At the beginning of March, on one of the few dry days, a group of six plus dog set out to fullfill one of the Talent Auction challenges : to find a broch in central Scotland. Most brochs, which are circular towers built about 2,000 years ago and are unique to Scotland, are situated in the far north and west, many in Orkney and Shetland.
We travelled by train to Larbert, changing at Hyndland where we had an unexpected encounter with Jane Joy, at Glasgow Queen Street. Ted, one of the rectory dogs, experienced his first train journey. From Larbert, which lies between Falkirk and Stirling, we walked along roads past the Forth Valley Hospital, which has fond memories for Peter and Jenny as it is their local hospital for Killearn. We turned onto the Old Denny road, which runs parallel to the M876 motorway, which we had to cross. We were wondering which of us was going to stop the traffic when we discovered that there is a footbridge.
Now we entered a quiet piece of countryside and walked along an increasingly muddy track. Fraser made the reassuring comment that the mud was nothing like as bad as other places he had been. Robert gallantly avoided photographing Andrea’s miry tumble but he has provided a comprehensive pictorial record of the expedition.
We had our lunch at an elevated position with views as far as the Forth bridges and the Pentland Hills with the Falkirk Wheel nearer at hand. The turbines of a small wind-farm turned slowly in a soporific manner. A small detour took us to a blue pool, which is a brick-lined ventilation shaft from an old mine. Ted was encouraged to have a swim but no one else was tempted to join him.
We crossed the route of an 0ld Roman road and approached Torwood Castle, an impressive ruin overlooking the surrounding countryside. There was a car on the track outside and a boiler-suited figure on the ramparts. We were expecting him to tell us to go away but instead, he made his way down and gave us a warm welcome. He first showed us the Roman well then took us into the castle, clambering over fallen masonry and up to the first floor where the Great Hall was open to the elements. We climbed higher, past a washing line where his clothes were drying; our friend lives in the castle which he is trying to restore single-handed. He showed us his living quarters, which were very basic, though there is an electric supply; I expect his toilet facilities were of the medieval type! We thanked him for his tour and continued on our journey.
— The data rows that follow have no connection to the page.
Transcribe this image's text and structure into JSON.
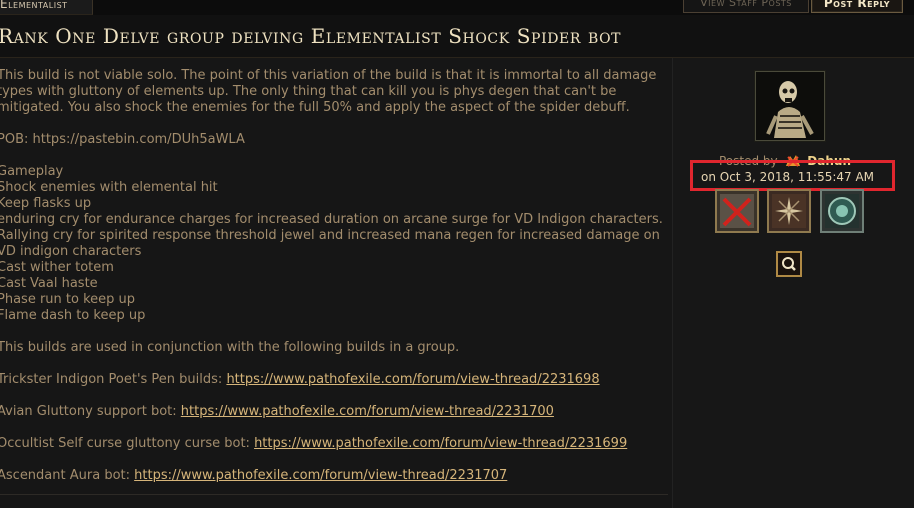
{
  "header": {
    "tab_label": "Elementalist",
    "view_staff_posts": "View Staff Posts",
    "post_reply": "Post Reply",
    "thread_title": "Rank One Delve group delving Elementalist Shock Spider bot"
  },
  "post": {
    "lines": [
      "This build is not viable solo. The point of this variation of the build is that it is immortal to all damage",
      "types with gluttony of elements up. The only thing that can kill you is phys degen that can't be",
      "mitigated. You also shock the enemies for the full 50% and apply the aspect of the spider debuff.",
      "",
      "POB: https://pastebin.com/DUh5aWLA",
      "",
      "Gameplay",
      "Shock enemies with elemental hit",
      "Keep flasks up",
      "enduring cry for endurance charges for increased duration on arcane surge for VD Indigon characters.",
      "Rallying cry for spirited response threshold jewel and increased mana regen for increased damage on",
      "VD indigon characters",
      "Cast wither totem",
      "Cast Vaal haste",
      "Phase run to keep up",
      "Flame dash to keep up",
      "",
      "This builds are used in conjunction with the following builds in a group."
    ],
    "links": [
      {
        "prefix": "Trickster Indigon Poet's Pen builds: ",
        "url": "https://www.pathofexile.com/forum/view-thread/2231698"
      },
      {
        "prefix": "Avian Gluttony support bot: ",
        "url": "https://www.pathofexile.com/forum/view-thread/2231700"
      },
      {
        "prefix": "Occultist Self curse gluttony curse bot: ",
        "url": "https://www.pathofexile.com/forum/view-thread/2231699"
      },
      {
        "prefix": "Ascendant Aura bot: ",
        "url": "https://www.pathofexile.com/forum/view-thread/2231707"
      }
    ]
  },
  "sidebar": {
    "posted_by_label": "Posted by",
    "author": "Dahun",
    "posted_on": "on Oct 3, 2018, 11:55:47 AM"
  },
  "colors": {
    "accent_text": "#efe2c1",
    "link": "#d6b57a",
    "highlight": "#e0262e"
  }
}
Soon we came to a signpost pointing to Tappoch Broch, which convinced Peter that it really does exist. A narrow path through a wood led to a large mound on which were situated the remains of the broch, which consisted of large circle of stones and fallen boulders at least ten feet high and mostly covered in vegetation; very different to the manicured ruins of many historic sites. The view from the top stretched north to the snow-covered Ochills. We climbed down an uneven staircase between the double wall and stooped ( except Andrea ) under the stone lintel at the original entrance. We descended the hill through a dark pine wood to the small village of Torwood, where we caught the bus back to Larbert and the train home. Ted was worn out and slept on the train ; he had been very well behaved as had most of the other members of the group on a most enjoyable excursion.
Thank you Tim for leading the expedition & providing this detailed and entertaining account and to Robert for all the photos.